The Australia quick on trying to win back-to-back ODI series in India (1:29)

Marcus Stoinis is still coming to terms with the regret he feels for the homophobic slur directed at Kane Richardson in the BBL which led to him being fined AUD7500 (USD 5200) earlier this month.

The incident happened when the Melbourne Stars faced the Melbourne Renegades on January 4 with Stoinis pleading guilty to the Cricket Australia code of conduct level two charge of using personally abusive language and apologising to Richardson.

Ahead of the ODI series in India, Richardson said Stoinis had "looked more angry than I have ever seen" but did not know what had sparked the outburst.

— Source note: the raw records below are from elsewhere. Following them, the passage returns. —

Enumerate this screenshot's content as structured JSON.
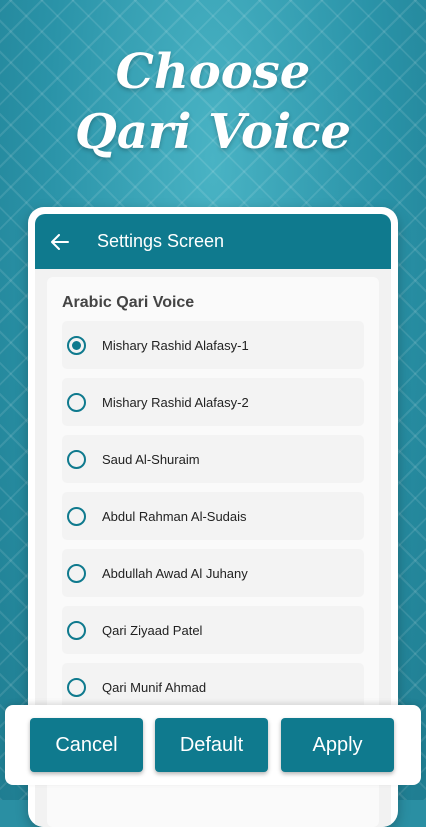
{
  "headline": {
    "line1": "Choose",
    "line2": "Qari Voice"
  },
  "appbar": {
    "title": "Settings Screen",
    "back_icon": "arrow-left-icon"
  },
  "section": {
    "title": "Arabic Qari Voice"
  },
  "voices": [
    {
      "label": "Mishary Rashid Alafasy-1",
      "selected": true
    },
    {
      "label": "Mishary Rashid Alafasy-2",
      "selected": false
    },
    {
      "label": "Saud Al-Shuraim",
      "selected": false
    },
    {
      "label": "Abdul Rahman Al-Sudais",
      "selected": false
    },
    {
      "label": "Abdullah Awad Al Juhany",
      "selected": false
    },
    {
      "label": "Qari Ziyaad Patel",
      "selected": false
    },
    {
      "label": "Qari Munif Ahmad",
      "selected": false
    }
  ],
  "buttons": {
    "cancel": "Cancel",
    "default": "Default",
    "apply": "Apply"
  },
  "colors": {
    "primary": "#0f7a8e",
    "background": "#2a8fa3"
  }
}
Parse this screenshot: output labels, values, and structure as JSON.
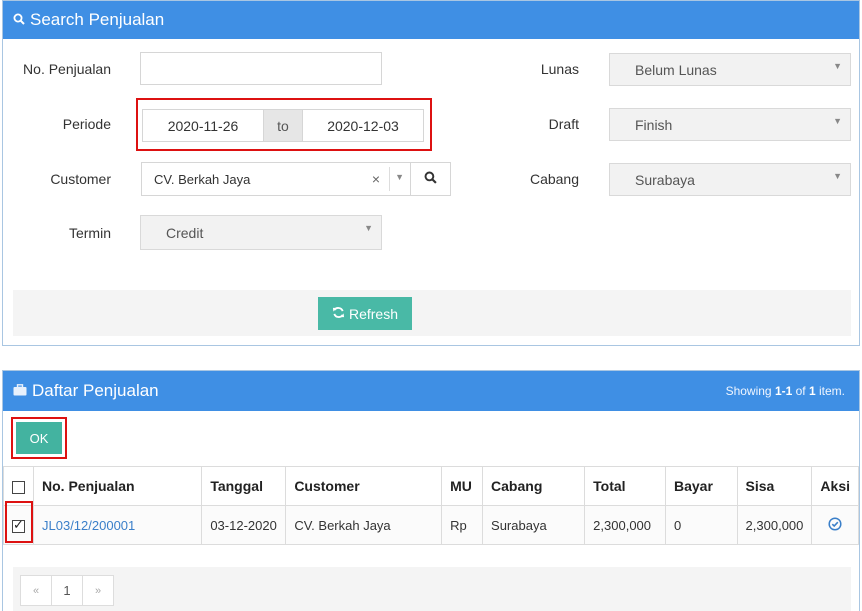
{
  "search": {
    "title": "Search Penjualan",
    "labels": {
      "no_penjualan": "No. Penjualan",
      "periode": "Periode",
      "customer": "Customer",
      "termin": "Termin",
      "lunas": "Lunas",
      "draft": "Draft",
      "cabang": "Cabang"
    },
    "no_penjualan_value": "",
    "periode_from": "2020-11-26",
    "periode_to_label": "to",
    "periode_to": "2020-12-03",
    "customer_value": "CV. Berkah Jaya",
    "customer_clear": "×",
    "termin_value": "Credit",
    "lunas_value": "Belum Lunas",
    "draft_value": "Finish",
    "cabang_value": "Surabaya",
    "refresh_label": "Refresh"
  },
  "list": {
    "title": "Daftar Penjualan",
    "showing_prefix": "Showing ",
    "showing_range": "1-1",
    "showing_mid": " of ",
    "showing_total": "1",
    "showing_suffix": " item.",
    "ok_label": "OK",
    "columns": [
      "No. Penjualan",
      "Tanggal",
      "Customer",
      "MU",
      "Cabang",
      "Total",
      "Bayar",
      "Sisa",
      "Aksi"
    ],
    "rows": [
      {
        "no": "JL03/12/200001",
        "tanggal": "03-12-2020",
        "customer": "CV. Berkah Jaya",
        "mu": "Rp",
        "cabang": "Surabaya",
        "total": "2,300,000",
        "bayar": "0",
        "sisa": "2,300,000"
      }
    ],
    "pager": {
      "prev": "«",
      "current": "1",
      "next": "»"
    }
  },
  "icons": {
    "search": "search-icon",
    "refresh": "refresh-icon",
    "briefcase": "briefcase-icon",
    "aksi": "check-circle-icon"
  }
}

Other than a brief line in the statement after the fine was handed out, Stoinis had not spoken about the incident but addressed it after his record-breaking 147 not out against the Sydney Sixers at the MCG on Sunday.

"There's absolutely no excuses," Stoinis told reporters. "I mean he's a good mate, and he over the last couple of games we've played I think he's wound me up a few times, [but] it's absolutely no excuse to use words like that. And that's what he was trying to do. He was trying to get a reaction out of me and that sort of thing and unfortunately, I took that bait and went too far and that's not acceptable.

"I've spoken to Kane but then even more than that, I think it's not the type of person I am. It's not who I want to be and I understand it's out of line. It's not how I was raised. And I'm not proud of it, but I guess I've just gonna cop that on the chin and, and roll with it now. And also, look, hopefully other people learn from my mistake.

"And unfortunately, that's all we can do. I guess you can't take anything back. You've just got to show it by your actions from going forward."

Richardson said it was normal for Stoinis and him to exchange words when playing against each other. The two have played a lot of cricket together for Australia and were both part of Australia's 2019 World Cup campaign, and have often sparred verbally in domestic cricket. However, Richardson said this was different from what he had experienced in the past.

"We always talk, we're both competitors," Richardson said in Mumbai. "It was just a bit of harmless banter about what was going on on the field and the way he goes about it. I always want to have a chat to him about that. It was just harmless cricket chat. For some reason, he reacted the way he did. You would have to ask him why; it was really out of character. He looked more angry than I have ever seen him. I'm not sure what he was thinking. The learning has to be that it never happens again."

Richardson said Stoinis had contacted him the following morning and while he was not personally offended, he reiterated the words of Australia coach Justin Langer in saying that it was unacceptable for any player to use those words moving forward, particularly as it was the second such incident this season after Australia Test quick James Pattinson was suspended following a similar code of conduct charge in December.

"Yeah, a little WhatsApp the morning after, but not a whole lot of conversation about it," Richardson said. "He realised he made a mistake. I could just tell by his body language for the rest of his innings that night that he knew he made a mistake. I didn't need an apology for myself, he didn't offend me. It's what he said that offended so many people. It was more just his actions and everyone's actions, we can't afford to have that happen again."